The breakthrough for me came while studying with two imaginative teachers at the University of Iowa during my Masters degree.  William Preucil, Sr., my viola teacher, would often encourage with metaphors such as:  “play it like a waterfall,” or, “roll the chord like the whip of a saw blade.”   James Dixon, my conductor and conducting teacher, would tell the entire orchestra to imagine the sound before we played a note.  I remember one vivid Bruckner rehearsal where he told us string players: “The tremolo is already sounding.  You just haven’t joined in yet.  So, don’t be the first, and don’t be the last.”    Once we got over the stress of that last statement, the effect was magical!

Every musical sound we make involves the imagination.  Yes, there is the technical preparation required to make the physical sound, the transference of energy.  But for successful communicators, there is also a preparation in the imagination, as if the sound already exists.  The two work in tandem to produce music.  Music, not mere physical sound.  Music as perceived by the listener: you, me, all of us.

So, when my orchestra plays that fortissimo in outer space, it will be a tremendous, thunderous roar, with a long diminuendo into silence.  I can’t wait for the to give that upbeat—at least in my imagination!

Copyright, 2012. Robert Baldwin

Maestro’s Mojo: NY Times Article

Maestro’s Mojo: NY Times Artlcle

“In the end it must be remembered that the art of conducting is more than just semaphore. It is a two-step between body and soul, between physical gesture and musical personality. The greatest technician can produce flabby performances.
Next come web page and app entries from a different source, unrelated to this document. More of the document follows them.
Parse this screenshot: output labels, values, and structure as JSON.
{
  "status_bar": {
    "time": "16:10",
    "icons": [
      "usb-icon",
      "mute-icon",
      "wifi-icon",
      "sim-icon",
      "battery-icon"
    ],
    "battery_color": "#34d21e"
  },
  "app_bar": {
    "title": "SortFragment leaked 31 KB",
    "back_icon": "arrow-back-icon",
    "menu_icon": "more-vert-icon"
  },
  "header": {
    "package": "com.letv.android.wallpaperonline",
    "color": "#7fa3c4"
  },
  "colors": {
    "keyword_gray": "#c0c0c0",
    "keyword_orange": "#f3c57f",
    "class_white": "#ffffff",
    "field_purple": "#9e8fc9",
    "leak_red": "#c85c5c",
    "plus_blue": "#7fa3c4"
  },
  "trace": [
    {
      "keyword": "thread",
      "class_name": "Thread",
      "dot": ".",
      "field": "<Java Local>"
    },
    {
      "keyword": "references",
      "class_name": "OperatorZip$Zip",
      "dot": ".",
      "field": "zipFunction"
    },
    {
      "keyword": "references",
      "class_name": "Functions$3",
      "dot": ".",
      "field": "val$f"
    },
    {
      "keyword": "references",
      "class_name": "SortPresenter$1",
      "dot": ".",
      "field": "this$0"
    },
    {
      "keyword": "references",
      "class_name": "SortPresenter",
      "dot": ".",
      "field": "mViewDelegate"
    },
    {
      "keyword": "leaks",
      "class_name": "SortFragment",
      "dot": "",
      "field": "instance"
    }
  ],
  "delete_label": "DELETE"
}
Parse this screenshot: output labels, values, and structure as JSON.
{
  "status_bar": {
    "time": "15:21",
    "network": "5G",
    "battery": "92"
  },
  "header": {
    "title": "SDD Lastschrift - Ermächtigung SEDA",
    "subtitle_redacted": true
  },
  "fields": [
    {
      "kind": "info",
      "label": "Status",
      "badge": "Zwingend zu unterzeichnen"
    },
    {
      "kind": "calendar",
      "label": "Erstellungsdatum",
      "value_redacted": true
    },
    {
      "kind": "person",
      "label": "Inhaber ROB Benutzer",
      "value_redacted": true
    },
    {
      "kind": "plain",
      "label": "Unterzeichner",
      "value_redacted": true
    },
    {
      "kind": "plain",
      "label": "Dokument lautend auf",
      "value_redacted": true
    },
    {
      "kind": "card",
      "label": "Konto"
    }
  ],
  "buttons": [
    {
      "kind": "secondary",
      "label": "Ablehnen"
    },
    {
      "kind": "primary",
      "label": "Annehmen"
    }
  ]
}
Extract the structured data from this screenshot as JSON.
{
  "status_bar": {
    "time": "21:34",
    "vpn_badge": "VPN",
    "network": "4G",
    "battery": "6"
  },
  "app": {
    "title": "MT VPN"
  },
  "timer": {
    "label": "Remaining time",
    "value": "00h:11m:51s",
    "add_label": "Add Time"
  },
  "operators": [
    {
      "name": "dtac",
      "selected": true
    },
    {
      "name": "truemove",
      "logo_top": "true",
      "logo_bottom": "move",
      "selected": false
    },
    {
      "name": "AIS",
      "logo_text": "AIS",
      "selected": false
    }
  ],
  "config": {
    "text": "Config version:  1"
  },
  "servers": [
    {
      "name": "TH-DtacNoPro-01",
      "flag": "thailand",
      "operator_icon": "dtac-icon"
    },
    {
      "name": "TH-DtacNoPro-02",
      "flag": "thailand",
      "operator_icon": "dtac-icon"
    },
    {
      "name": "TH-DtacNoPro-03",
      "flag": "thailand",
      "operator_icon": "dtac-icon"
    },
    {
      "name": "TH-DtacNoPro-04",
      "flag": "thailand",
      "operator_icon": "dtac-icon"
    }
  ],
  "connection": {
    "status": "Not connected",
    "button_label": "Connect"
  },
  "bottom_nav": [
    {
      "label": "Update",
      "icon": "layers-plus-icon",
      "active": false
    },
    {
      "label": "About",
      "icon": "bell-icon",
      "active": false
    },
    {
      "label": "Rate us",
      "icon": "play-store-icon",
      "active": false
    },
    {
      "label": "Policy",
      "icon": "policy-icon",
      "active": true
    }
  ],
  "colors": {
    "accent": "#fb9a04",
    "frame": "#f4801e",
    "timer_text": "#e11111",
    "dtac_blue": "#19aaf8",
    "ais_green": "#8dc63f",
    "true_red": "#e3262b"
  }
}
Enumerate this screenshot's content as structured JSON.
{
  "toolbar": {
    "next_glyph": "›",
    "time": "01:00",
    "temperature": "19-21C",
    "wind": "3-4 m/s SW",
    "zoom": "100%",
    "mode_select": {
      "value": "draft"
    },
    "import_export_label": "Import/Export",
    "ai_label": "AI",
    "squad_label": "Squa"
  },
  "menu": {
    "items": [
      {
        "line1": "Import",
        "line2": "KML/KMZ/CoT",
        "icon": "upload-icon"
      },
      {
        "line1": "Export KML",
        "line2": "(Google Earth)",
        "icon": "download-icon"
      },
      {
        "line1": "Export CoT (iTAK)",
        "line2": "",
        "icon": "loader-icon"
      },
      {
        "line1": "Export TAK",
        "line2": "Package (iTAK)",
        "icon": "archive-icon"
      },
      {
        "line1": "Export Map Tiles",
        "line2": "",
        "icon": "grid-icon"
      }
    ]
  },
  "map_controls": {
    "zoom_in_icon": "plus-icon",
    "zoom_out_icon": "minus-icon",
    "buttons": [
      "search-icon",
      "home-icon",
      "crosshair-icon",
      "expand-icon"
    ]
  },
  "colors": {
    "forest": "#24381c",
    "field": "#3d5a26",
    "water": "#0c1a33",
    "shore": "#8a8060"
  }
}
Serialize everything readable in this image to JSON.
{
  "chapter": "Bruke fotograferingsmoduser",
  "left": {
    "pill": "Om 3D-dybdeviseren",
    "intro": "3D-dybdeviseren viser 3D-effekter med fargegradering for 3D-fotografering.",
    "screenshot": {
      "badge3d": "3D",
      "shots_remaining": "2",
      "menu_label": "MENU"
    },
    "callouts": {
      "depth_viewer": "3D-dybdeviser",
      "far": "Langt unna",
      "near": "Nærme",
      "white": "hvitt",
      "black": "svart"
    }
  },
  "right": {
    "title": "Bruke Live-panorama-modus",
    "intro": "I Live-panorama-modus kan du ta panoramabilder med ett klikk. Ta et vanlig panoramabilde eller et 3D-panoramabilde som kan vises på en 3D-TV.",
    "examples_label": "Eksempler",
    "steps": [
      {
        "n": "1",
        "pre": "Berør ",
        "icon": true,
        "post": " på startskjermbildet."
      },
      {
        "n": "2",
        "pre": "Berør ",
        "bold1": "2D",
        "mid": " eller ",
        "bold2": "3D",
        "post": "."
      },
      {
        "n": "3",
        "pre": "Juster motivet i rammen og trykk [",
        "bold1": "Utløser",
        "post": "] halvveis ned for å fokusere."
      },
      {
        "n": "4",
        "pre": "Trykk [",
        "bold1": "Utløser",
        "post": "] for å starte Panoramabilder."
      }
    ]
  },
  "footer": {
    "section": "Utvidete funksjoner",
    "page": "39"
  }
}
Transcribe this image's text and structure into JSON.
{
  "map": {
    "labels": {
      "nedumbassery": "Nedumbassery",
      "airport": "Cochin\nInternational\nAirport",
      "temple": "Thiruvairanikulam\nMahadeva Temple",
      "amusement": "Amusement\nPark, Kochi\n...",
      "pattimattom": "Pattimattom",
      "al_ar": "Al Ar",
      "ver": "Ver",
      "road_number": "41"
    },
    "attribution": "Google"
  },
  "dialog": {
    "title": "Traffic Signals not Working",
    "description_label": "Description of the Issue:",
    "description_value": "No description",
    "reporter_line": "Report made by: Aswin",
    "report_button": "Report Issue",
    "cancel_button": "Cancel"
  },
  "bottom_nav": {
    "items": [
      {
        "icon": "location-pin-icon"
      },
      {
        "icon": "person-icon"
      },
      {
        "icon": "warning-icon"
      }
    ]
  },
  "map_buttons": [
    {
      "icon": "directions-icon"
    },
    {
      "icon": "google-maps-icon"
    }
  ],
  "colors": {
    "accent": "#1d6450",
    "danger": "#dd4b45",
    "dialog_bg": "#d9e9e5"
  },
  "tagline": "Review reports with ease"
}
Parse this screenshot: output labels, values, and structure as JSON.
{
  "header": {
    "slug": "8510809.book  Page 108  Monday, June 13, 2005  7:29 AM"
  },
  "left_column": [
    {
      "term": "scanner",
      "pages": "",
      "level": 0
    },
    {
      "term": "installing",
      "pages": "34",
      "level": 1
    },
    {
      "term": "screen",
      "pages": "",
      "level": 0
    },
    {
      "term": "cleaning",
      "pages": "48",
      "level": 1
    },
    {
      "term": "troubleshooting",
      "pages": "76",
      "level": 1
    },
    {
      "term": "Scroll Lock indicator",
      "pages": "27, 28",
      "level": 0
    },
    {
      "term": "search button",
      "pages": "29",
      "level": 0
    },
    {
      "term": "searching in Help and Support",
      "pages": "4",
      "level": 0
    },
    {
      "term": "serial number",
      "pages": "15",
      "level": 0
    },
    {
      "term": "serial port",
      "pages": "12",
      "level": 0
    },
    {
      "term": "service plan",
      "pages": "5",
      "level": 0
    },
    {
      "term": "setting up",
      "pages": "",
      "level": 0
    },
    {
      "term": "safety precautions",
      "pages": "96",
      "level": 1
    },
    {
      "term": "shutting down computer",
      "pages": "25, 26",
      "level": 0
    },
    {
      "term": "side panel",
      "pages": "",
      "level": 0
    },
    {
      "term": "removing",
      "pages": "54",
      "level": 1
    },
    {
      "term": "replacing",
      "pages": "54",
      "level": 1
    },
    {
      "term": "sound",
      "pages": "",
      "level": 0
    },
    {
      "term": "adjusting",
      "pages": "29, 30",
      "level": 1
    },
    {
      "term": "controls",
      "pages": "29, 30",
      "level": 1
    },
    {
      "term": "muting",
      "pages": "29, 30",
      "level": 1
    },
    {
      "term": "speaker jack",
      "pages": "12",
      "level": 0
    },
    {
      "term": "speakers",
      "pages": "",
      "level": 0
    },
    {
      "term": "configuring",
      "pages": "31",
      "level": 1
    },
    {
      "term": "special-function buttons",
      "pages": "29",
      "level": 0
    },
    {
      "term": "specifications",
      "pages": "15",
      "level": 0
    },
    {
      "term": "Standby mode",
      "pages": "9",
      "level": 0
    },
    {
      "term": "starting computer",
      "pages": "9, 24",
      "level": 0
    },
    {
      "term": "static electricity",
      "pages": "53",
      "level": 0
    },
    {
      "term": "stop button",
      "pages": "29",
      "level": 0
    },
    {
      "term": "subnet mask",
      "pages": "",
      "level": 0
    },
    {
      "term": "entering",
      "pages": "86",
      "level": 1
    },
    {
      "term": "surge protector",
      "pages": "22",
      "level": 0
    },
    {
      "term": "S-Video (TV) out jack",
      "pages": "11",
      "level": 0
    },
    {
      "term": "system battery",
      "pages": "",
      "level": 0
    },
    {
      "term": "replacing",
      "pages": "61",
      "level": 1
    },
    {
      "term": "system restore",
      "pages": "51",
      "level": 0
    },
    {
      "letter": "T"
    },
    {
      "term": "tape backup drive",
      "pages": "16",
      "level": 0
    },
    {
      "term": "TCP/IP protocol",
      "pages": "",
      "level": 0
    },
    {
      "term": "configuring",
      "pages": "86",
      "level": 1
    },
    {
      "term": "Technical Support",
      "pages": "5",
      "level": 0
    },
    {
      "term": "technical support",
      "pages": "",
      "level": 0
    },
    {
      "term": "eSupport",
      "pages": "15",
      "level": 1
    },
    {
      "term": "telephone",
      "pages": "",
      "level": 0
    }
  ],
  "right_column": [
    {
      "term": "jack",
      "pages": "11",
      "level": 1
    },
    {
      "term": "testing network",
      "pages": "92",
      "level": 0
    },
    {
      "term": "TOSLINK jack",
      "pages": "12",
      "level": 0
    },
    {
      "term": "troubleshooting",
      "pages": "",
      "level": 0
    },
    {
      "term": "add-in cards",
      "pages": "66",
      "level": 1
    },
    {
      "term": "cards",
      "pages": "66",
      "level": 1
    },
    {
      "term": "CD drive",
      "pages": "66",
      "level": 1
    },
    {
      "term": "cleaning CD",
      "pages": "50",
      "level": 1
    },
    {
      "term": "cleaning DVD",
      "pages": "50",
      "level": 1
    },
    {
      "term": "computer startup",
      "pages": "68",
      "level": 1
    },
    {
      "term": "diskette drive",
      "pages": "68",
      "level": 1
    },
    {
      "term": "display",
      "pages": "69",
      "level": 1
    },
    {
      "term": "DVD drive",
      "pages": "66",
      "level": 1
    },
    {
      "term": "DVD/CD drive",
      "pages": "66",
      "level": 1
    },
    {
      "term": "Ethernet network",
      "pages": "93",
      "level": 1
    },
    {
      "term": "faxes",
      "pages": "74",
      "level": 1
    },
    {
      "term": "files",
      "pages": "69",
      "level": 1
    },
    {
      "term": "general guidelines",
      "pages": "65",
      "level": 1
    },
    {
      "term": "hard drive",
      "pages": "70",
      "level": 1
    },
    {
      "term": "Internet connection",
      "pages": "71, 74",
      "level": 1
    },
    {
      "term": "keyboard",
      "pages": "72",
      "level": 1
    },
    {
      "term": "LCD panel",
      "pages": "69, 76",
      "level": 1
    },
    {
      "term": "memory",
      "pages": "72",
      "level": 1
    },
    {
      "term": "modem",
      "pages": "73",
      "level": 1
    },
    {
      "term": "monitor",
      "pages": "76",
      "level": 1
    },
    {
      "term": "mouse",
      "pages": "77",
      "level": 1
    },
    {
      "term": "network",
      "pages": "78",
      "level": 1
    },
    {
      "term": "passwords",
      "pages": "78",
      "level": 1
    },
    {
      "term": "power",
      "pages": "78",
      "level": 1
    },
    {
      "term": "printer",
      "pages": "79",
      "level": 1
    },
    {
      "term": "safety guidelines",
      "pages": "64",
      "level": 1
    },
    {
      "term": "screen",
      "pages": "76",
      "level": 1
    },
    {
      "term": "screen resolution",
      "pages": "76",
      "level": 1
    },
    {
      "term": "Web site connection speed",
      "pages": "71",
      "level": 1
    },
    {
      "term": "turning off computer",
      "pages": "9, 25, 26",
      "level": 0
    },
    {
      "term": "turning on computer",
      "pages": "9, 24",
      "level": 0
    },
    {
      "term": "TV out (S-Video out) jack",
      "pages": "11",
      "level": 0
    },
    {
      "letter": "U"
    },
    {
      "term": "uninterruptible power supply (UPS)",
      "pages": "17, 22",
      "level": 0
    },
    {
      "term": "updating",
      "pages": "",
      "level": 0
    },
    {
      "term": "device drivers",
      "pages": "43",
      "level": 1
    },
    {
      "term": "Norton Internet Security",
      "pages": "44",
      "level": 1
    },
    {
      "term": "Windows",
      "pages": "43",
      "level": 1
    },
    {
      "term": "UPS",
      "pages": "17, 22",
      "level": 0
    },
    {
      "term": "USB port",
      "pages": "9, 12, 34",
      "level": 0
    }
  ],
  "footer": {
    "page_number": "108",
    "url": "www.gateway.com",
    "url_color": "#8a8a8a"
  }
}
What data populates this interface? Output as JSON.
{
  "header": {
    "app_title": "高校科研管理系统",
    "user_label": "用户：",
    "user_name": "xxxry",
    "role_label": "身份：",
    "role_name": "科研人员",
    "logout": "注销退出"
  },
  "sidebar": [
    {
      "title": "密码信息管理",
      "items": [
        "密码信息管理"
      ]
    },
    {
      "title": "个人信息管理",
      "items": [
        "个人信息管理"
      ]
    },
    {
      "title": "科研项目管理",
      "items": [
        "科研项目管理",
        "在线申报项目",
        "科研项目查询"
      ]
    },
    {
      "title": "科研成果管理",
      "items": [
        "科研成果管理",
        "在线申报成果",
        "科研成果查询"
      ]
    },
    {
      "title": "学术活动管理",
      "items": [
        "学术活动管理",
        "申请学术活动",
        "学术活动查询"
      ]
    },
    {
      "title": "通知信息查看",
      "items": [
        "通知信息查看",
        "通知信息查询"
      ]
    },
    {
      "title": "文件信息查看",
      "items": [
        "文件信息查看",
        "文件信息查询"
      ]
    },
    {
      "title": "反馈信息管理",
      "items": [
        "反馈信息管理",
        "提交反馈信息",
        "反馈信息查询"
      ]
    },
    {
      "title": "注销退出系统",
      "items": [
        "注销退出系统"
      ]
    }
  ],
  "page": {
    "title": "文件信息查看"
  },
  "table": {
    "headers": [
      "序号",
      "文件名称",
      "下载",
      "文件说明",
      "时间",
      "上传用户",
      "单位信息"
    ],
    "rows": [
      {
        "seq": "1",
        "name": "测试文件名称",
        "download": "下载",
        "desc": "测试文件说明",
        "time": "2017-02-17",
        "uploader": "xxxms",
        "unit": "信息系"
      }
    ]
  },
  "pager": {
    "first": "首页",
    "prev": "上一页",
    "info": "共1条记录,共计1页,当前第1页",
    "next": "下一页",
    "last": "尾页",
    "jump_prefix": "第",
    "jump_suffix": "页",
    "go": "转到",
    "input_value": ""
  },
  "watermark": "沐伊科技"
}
The most inscrutable stick waver can produce transcendence.”

The above link and quote are from an interesting article in today’s NY Times.